"'At approximately 12:52PM EST on March 13th, 2019, it appears that an accidental BGP routing leak from a European ISP to a major transit ISP, which was then propagated onwards to some peers and/or downstreams of the transit ISP in question, resulted in perceptible disruption of access to some well-known Internet properties for a short interval. While not malicious in nature, such events can prove disruptive on a widespread basis. It is very important that all network operators implement BGP peering best current practices (BCPs), including prefix-lists, max-prefixes, 'peer-locking' via AS-PATH filters, RPKI Origin Validation (RFC6811), and other techniques incorporated into the industry Mutually Agreed Norms for Routing Security (MANRS) detailed at .' -Roland Dobbins, NETSCOUT Principal Engineer"

Discussion
Posted by cageymaru March 13, 2019 5:30 PM (CDT)

Flickr Photos Were Used to Train IBM Facial Recognition

IBM, and a number of other researchers and institutions, have made extensive use of a Yahoo!-curated Flickr database for their facial recognition development efforts, and according to a recent report from NBC, this is raising concerns among privacy experts and the subjects within those photos. While IBM says they'll remove photos from the database upon receiving a request, they don't provide an easy way to tell if a particular user's photos are contained within the database, hence NBC has set up a tool to do exactly that. While the report largely focuses on the privacy and social issues surrounding IBM's database, it also touches on another big issue in the world of AI training: licensing. Machine learning algorithms can require huge datasets to effectively train, and many of the images in datasets I've seen are scraped from the web without much thought about their associated restrictions. That's already a legal and ethical issue for researchers, but it becomes even more problematic when those neural networks start showing up in commercial software, which happens more and more every day.
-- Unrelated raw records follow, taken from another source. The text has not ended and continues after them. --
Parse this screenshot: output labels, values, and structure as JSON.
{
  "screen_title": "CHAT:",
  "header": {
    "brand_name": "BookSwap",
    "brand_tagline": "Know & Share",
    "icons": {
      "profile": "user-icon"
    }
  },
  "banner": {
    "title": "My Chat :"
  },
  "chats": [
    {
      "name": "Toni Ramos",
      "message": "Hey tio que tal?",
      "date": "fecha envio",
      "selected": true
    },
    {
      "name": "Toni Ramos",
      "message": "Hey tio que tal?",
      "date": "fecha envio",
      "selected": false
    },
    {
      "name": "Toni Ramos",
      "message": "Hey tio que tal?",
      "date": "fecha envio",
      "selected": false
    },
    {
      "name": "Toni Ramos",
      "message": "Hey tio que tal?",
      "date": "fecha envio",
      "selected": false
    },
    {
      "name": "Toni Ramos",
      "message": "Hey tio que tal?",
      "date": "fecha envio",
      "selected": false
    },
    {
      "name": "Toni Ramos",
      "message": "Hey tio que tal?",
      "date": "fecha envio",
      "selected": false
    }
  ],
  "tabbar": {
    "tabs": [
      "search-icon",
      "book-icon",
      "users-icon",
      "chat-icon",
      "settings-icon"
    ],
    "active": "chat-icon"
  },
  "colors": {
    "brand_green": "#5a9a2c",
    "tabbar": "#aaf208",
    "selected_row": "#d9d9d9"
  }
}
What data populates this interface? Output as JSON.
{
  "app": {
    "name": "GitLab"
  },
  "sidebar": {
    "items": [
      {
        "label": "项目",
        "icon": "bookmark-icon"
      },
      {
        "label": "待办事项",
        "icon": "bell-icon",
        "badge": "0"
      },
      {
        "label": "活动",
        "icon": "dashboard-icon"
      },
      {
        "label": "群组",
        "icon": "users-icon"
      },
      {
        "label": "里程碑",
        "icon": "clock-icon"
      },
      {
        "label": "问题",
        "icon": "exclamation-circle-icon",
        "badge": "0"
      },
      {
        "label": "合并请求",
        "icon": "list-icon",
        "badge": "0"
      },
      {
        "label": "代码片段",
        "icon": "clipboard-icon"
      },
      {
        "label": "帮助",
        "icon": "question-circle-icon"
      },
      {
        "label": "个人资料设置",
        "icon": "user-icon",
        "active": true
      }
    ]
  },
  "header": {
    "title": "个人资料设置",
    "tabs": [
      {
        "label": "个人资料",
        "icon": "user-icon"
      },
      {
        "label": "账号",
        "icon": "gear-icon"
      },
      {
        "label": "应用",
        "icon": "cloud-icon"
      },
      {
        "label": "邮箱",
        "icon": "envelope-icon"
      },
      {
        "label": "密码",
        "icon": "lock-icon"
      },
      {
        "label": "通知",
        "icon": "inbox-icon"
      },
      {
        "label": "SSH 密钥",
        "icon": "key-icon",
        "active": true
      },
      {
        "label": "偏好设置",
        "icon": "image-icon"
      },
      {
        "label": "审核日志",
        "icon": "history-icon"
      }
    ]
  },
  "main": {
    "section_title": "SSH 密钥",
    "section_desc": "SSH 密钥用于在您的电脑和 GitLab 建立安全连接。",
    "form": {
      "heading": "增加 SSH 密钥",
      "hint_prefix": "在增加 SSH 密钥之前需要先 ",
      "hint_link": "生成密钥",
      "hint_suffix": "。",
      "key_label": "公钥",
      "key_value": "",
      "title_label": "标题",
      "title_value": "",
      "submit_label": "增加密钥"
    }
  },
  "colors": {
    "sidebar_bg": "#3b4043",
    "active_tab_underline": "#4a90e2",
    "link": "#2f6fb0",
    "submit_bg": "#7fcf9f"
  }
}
Academics often appeal to the noncommercial nature of their work to bypass questions of copyright. Flickr became an appealing resource for facial recognition researchers because many users published their images under "Creative Commons" licenses, which means that others can reuse their pictures without paying license fees... Experts note that the distinction between the research wings and commercial operations of corporations such as IBM and Facebook is a blurry one. Ultimately, IBM owns any intellectual property developed by its research unit... Holzer was concerned that a company like IBM - even its research division - had used photos he published under a noncommercial license. "Since I assume that IBM is not a charitable organization and at the end of the day wants to make money with this technology, this is clearly a commercial use," he said.

Discussion
Posted by alphaatlas March 13, 2019 10:57 AM (CDT)

Windows Update Fixes Previous Patch's Mouse Issues

Microsoft has released a fix to a previous update that reportedly caused "graphics and mouse performance degradation with desktop gaming when playing certain games, such as Destiny 2." KB4482887 contained the performance enhancing "Retpoline" Spectre mitigation, and in addition to the new mouse and graphics fixes, the newly released KB4489899 update patches some Microsoft Hololens calibration and tracking issues as well.

After installing this update on machines that have multiple audio devices, applications that provide advanced options for internal or external audio output devices may stop working unexpectedly. This issue occurs for users that select an audio output device different from the "Default Audio Device." Examples of applications that may stop working include: Windows Media Player, Realtek HD Audio Manager, Sound Blaster Control Panel

Discussion
Posted by alphaatlas March 13, 2019 10:19 AM (CDT)